Interface dataset entries:

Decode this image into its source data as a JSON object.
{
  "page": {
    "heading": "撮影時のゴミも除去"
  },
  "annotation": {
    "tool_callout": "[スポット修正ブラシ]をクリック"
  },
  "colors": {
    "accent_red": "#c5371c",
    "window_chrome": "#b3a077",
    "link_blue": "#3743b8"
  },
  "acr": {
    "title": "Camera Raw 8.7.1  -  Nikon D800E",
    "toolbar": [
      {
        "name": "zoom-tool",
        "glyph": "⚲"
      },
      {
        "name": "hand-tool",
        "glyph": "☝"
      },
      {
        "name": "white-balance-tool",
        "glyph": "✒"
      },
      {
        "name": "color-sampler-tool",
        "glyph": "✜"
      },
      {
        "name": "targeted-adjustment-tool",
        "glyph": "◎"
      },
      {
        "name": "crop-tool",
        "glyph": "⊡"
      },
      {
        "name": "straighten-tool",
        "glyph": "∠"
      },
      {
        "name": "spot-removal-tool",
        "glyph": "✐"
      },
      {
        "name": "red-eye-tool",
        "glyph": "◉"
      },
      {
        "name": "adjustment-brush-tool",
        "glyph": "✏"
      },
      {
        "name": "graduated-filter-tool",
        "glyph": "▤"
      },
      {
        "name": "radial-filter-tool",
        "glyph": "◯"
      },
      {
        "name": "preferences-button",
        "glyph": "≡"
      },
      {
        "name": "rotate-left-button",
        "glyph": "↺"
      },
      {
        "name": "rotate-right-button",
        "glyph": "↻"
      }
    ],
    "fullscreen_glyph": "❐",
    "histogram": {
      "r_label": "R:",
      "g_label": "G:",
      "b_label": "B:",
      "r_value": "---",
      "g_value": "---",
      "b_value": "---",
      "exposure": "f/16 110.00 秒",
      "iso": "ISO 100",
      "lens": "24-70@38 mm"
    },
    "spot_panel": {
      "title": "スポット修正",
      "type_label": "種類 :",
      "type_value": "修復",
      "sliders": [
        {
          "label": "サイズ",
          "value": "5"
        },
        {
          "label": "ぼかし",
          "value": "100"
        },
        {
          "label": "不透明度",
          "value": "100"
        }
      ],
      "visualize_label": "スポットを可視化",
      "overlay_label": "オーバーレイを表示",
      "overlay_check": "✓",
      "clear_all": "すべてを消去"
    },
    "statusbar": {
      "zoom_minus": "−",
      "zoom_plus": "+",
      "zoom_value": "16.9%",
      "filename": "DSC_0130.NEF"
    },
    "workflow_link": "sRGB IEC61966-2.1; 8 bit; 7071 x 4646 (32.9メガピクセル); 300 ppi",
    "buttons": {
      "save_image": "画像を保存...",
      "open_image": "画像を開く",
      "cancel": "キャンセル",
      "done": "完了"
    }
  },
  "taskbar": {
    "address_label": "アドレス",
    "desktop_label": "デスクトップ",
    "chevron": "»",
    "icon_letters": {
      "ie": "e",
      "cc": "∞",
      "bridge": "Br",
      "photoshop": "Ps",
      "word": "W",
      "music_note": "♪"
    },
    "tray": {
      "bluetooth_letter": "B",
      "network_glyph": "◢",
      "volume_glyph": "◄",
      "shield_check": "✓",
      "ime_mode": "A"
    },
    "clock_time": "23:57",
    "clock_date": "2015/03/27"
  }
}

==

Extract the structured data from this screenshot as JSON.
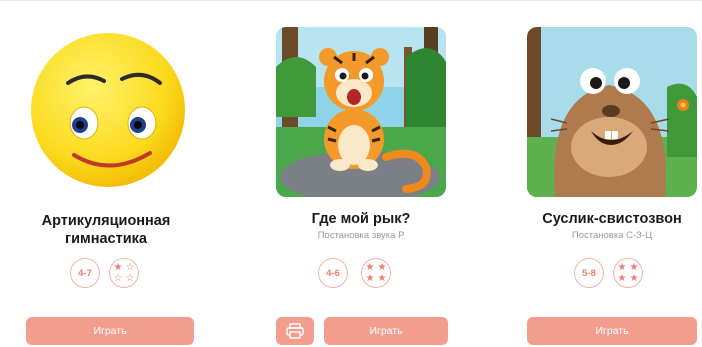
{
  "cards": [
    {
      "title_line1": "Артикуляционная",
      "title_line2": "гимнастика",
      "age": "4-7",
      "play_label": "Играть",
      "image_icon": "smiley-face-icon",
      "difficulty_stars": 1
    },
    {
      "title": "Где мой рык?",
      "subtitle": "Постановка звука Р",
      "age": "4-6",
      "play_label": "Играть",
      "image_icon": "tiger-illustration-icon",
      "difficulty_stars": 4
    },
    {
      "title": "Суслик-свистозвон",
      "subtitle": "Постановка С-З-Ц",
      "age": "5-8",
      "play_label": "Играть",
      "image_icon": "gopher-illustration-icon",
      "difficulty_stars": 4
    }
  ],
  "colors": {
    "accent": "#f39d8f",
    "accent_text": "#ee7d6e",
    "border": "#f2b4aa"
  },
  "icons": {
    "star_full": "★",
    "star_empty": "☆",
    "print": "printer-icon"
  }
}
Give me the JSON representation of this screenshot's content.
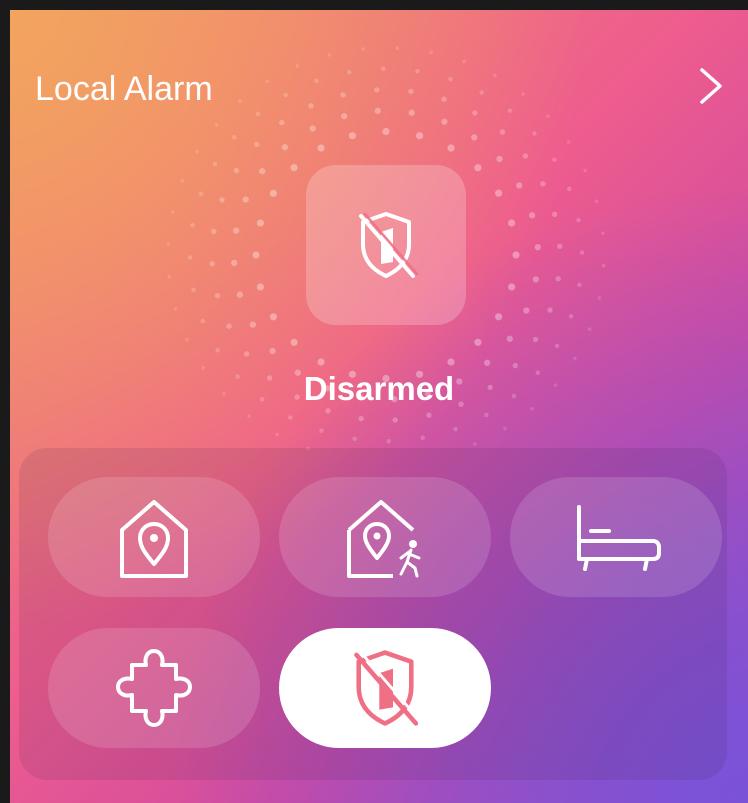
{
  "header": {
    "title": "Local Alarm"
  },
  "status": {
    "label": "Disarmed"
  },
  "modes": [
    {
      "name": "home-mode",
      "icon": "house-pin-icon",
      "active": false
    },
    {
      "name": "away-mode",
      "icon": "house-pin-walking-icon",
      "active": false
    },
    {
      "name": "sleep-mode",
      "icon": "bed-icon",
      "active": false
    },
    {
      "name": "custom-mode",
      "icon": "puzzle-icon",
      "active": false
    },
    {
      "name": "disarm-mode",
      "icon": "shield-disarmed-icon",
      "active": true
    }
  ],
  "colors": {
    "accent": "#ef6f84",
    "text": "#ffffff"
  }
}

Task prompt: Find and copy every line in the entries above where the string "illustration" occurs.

Output of the exercise:
      "image_icon": "tiger-illustration-icon",
      "image_icon": "gopher-illustration-icon",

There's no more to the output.